(Data records for software interfaces)
-------------------------
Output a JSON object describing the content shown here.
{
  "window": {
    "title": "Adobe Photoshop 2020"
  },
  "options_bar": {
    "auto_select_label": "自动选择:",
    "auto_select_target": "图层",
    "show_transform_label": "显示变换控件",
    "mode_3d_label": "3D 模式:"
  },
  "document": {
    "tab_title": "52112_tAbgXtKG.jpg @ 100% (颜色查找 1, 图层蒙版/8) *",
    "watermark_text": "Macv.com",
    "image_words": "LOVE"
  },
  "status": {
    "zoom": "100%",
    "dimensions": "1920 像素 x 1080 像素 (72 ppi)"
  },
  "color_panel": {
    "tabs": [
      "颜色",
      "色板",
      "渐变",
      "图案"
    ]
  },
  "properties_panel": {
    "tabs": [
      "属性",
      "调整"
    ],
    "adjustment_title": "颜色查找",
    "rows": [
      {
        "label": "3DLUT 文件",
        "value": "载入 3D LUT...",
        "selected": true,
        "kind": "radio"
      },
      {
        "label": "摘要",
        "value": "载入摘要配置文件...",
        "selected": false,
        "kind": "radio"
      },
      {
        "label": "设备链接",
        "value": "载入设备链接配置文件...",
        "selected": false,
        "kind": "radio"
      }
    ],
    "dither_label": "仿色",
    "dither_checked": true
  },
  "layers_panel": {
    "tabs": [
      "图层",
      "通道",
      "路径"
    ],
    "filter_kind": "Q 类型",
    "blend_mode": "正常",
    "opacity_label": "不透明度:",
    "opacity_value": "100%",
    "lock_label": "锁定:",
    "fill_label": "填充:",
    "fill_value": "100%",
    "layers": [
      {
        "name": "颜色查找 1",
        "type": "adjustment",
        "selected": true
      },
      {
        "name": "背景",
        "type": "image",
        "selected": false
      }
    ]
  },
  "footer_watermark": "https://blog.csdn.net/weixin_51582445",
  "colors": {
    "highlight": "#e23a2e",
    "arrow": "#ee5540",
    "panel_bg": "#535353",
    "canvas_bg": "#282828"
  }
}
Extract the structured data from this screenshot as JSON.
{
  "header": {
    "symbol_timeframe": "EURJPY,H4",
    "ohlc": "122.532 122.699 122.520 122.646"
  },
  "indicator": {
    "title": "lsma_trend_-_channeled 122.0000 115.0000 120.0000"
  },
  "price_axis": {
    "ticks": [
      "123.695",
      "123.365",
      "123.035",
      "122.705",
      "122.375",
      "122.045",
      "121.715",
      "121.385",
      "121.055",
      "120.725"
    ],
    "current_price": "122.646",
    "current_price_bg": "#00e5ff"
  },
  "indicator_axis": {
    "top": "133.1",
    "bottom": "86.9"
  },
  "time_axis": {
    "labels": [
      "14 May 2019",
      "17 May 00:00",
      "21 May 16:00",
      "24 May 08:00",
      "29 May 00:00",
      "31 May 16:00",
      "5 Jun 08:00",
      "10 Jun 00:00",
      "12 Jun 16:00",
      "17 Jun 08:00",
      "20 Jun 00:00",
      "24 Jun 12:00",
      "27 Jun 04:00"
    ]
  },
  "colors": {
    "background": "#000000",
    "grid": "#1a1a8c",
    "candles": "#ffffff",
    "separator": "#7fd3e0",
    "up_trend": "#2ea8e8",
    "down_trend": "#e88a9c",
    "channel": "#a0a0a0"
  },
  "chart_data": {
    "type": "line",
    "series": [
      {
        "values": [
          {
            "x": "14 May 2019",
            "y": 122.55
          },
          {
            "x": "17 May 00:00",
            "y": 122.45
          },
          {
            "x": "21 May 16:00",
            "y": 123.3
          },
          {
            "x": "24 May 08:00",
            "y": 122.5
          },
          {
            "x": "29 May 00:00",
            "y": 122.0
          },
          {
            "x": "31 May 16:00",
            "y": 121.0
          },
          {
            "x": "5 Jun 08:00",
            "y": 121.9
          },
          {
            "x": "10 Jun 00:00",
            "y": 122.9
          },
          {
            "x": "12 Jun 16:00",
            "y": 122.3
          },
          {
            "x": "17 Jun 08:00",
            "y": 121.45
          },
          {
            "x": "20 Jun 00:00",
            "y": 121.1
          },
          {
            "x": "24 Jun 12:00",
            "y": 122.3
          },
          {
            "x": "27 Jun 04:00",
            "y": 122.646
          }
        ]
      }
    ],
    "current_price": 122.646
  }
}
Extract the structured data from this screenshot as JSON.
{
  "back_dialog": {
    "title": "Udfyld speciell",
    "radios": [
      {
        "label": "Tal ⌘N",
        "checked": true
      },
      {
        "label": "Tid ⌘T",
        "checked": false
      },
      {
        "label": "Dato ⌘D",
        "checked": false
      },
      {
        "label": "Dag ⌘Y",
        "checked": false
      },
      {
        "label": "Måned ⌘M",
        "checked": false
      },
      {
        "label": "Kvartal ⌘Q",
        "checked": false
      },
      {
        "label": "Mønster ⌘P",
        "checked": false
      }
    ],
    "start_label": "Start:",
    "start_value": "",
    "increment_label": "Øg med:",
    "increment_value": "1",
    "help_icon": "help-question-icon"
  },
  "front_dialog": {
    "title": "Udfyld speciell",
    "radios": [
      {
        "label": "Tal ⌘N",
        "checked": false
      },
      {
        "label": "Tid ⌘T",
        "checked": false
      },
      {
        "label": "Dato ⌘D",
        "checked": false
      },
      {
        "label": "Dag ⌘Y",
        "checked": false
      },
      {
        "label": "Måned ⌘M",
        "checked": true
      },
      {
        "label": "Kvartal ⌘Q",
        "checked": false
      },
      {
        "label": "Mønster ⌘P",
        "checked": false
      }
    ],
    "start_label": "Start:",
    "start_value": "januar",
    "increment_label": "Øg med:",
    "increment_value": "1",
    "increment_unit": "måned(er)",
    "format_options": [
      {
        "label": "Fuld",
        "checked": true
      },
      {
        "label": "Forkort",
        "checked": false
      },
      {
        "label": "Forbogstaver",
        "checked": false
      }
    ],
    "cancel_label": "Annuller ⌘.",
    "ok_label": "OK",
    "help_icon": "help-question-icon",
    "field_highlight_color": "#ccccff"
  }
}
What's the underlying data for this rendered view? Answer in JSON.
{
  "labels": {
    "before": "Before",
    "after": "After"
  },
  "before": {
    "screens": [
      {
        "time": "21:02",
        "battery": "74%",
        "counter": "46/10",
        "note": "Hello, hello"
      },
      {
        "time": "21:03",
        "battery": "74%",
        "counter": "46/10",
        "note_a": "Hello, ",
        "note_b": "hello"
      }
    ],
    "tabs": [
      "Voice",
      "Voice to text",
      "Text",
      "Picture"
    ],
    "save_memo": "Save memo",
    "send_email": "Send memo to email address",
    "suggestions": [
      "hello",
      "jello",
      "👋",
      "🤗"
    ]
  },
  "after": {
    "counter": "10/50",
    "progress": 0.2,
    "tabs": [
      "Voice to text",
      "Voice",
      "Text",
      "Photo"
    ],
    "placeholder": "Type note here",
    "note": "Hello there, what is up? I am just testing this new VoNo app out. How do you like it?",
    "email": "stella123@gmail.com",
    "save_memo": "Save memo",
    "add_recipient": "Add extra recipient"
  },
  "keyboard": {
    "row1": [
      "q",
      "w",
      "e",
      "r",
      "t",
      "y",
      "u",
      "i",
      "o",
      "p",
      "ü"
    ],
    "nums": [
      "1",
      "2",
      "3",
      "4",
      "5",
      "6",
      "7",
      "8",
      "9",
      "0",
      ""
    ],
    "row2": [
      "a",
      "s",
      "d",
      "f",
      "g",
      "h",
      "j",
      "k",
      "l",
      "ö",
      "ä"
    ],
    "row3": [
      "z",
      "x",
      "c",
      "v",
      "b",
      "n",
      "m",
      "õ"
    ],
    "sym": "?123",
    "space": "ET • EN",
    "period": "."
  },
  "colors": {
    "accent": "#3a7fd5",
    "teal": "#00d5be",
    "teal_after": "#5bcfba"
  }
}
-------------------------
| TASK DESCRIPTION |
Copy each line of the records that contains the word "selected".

| SOLUTION |
        "selected": true,
        "selected": false,
        "selected": false,
        "selected": true
        "selected": false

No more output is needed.